When God arises, issues are no longer left to the opinions of individuals. God judges and sentences based on the reality of where people and things actually are in His eyes. That which is of God will be blessed, that which is not of God will be judged. Saul and his house will fall in battle. Eli will drop over dead. The earth will open and swallow Korah and all that are with him. Shemei will face the sword of Benaiah. Alexander the coppersmith will be delivered to Satan to receive his just wages. The plaintiffs, the defendants, and the prosecuting attorneys will all have eloquently stated their cases, but God will arise to judge. All of them will be silenced together as He gives the proper and just verdict. The builders will be dwelling in the structures they have built. Then God will arise sending the storm to expose the nature of the building material down to the very foundations to test the builder and the building.

When things become muddy, cloudy, and confused, when the enemy is entrenched and embedded in the fabric and seems invulnerable to attempts at being dislodged, when the tares and the wheat grow together and you dare not attempt in the flesh to pull up tares lest you inadvertently injure and pull up wheat, it is at this time that God will arise. He will come and "bring things to a head". The Day of the Lord brings a ripening for harvest---wheat for the barn and for bread, and tares for the fire. When God arises, He manifests and approves that which is of God and that which pleases Him. He also manifests, exposes, and judges that which is not of God and that which displeases Him.             


hare-talk said...

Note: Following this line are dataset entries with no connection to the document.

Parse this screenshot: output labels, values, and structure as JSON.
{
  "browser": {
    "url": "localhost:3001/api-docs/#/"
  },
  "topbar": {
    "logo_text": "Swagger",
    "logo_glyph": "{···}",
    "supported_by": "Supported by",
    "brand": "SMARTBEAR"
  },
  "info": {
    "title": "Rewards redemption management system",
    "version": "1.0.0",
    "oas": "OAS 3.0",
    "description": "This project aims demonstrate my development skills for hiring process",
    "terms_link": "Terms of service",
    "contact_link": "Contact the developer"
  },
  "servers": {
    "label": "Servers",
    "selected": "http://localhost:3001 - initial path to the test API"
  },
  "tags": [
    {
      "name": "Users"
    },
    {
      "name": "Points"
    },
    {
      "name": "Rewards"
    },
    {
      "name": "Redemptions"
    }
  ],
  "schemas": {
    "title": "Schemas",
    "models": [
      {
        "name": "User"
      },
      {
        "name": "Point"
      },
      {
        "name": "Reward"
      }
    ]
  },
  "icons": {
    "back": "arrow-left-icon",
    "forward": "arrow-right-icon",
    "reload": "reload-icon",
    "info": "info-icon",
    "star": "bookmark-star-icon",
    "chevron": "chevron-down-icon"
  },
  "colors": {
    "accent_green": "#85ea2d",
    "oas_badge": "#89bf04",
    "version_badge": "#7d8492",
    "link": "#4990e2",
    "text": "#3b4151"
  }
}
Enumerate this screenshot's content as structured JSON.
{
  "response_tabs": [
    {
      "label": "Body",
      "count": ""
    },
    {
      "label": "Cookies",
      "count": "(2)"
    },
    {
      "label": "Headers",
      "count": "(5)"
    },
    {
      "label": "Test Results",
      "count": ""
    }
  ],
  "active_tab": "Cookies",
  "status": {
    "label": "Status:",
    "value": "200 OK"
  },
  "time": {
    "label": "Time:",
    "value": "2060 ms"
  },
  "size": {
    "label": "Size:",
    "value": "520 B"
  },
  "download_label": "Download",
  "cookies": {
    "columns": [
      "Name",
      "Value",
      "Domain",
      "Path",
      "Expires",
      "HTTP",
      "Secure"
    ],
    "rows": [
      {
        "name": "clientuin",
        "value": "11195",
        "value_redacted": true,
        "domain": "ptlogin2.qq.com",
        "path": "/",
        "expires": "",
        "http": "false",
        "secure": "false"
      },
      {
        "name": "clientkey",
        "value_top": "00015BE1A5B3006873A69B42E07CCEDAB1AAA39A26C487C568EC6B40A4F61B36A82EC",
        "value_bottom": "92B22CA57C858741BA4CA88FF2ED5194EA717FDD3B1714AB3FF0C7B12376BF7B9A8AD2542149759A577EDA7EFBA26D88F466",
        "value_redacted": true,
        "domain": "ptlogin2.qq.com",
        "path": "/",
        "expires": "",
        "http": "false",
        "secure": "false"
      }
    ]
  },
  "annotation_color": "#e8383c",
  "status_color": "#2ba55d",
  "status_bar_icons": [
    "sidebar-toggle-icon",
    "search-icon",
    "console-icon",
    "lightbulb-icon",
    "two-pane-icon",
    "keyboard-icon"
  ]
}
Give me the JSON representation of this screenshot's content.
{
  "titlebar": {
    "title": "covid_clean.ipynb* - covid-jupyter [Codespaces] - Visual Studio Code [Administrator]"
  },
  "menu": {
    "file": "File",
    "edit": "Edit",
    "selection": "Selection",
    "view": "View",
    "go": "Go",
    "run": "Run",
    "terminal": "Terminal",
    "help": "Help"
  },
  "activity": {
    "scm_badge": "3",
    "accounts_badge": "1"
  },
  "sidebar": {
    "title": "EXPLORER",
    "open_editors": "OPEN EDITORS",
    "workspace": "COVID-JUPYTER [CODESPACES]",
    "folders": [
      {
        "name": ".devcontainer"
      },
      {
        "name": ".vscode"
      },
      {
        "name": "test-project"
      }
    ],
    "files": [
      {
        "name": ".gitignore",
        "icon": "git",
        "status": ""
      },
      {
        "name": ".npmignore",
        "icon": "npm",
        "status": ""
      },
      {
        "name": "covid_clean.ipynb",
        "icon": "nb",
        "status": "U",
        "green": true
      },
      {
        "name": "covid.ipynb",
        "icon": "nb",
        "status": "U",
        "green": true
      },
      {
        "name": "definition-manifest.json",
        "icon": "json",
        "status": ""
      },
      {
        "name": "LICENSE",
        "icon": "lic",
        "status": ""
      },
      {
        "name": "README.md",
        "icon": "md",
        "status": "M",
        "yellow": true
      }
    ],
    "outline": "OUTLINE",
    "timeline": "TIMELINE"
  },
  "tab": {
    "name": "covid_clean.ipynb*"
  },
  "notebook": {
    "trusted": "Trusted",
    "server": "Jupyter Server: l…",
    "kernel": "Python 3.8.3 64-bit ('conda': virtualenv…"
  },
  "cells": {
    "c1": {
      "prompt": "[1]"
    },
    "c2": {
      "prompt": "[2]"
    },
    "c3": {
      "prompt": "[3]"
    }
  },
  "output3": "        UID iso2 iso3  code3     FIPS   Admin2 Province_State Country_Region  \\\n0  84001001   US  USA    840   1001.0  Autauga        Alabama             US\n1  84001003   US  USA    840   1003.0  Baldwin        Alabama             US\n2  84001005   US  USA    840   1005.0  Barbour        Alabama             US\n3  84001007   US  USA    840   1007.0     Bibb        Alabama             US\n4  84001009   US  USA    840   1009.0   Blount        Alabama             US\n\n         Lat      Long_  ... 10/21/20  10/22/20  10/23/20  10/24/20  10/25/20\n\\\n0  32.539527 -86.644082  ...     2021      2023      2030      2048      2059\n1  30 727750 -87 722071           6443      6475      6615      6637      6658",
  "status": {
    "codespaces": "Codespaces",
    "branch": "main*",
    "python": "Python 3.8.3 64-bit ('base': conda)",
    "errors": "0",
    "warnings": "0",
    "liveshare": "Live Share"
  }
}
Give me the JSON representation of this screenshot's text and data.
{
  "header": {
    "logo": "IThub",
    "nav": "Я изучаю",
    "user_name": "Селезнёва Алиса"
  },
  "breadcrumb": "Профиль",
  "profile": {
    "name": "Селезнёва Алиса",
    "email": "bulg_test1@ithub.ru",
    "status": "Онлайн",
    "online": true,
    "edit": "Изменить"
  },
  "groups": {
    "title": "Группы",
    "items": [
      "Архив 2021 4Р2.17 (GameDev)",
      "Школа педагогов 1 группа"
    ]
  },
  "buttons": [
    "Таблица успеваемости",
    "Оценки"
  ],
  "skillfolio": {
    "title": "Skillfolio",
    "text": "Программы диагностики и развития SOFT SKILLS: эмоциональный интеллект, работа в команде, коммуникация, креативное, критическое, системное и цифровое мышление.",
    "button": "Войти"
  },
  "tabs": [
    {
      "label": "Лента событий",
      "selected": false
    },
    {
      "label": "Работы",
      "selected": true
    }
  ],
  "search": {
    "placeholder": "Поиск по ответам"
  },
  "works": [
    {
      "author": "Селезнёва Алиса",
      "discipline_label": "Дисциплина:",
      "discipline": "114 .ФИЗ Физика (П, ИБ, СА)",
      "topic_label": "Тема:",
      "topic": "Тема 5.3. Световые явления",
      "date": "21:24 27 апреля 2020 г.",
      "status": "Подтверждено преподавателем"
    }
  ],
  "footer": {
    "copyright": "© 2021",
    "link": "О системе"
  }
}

Thank you Billy, this is a very timely word for us and for me personally a faithful reminder of God's desire for all to come to repentance.

Billy Long said...

Thanks, Jim. I do appreciate your comments.